The proponents of America’s ‘maximum pressure’ campaign against Iran have argued that the four-month-long anti-status quo protests that have wracked Iraq, Lebanon and Iran are transnational in character and seek to limit or end the influence of Iran’s current leadership both regionally and internally.
On February 15, 2020, Hezbollah organized a ceremony to unveil a statue of Qassem Soleimani in the Lebanese town of Maroun al-Ras, roughly half a mile from the border with Israel. The statue shows Soleimani with his arm stretched out in front of him, pointing toward Israel.
A look back at the past few months of tumultuous domestic events in Iran and around the Middle East might lend favour to the view that Donald Trump’s maximum pressure campaign against the Islamic Republic is destabilising and weakening Iran alongside its grip on its regional networks.

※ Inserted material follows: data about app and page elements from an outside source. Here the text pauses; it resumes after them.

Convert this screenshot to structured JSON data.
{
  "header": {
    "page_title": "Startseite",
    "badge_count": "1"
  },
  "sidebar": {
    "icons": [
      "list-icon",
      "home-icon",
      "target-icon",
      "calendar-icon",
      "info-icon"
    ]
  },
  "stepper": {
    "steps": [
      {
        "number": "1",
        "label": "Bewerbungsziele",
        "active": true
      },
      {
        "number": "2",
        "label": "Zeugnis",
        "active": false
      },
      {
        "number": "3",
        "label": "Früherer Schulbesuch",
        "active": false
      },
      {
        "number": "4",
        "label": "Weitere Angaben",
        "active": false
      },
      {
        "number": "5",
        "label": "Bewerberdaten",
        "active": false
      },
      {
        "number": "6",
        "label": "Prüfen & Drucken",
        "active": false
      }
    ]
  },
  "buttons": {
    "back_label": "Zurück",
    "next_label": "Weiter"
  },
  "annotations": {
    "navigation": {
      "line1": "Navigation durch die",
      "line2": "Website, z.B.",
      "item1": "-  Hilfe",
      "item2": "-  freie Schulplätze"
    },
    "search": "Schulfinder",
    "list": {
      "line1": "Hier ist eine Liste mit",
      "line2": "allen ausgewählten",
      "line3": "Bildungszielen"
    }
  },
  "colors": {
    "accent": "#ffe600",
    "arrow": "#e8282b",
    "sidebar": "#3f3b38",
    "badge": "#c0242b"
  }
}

The Middle East’s conflicts and autocracies—hostile to independent researchers and pollsters—make it one of the most challenging regions of the world to accurately assess public opinion. The competing popular demonstrations in the region both before and after the killing of Iranian Major General Qassem Soleimani illustrates the confusion.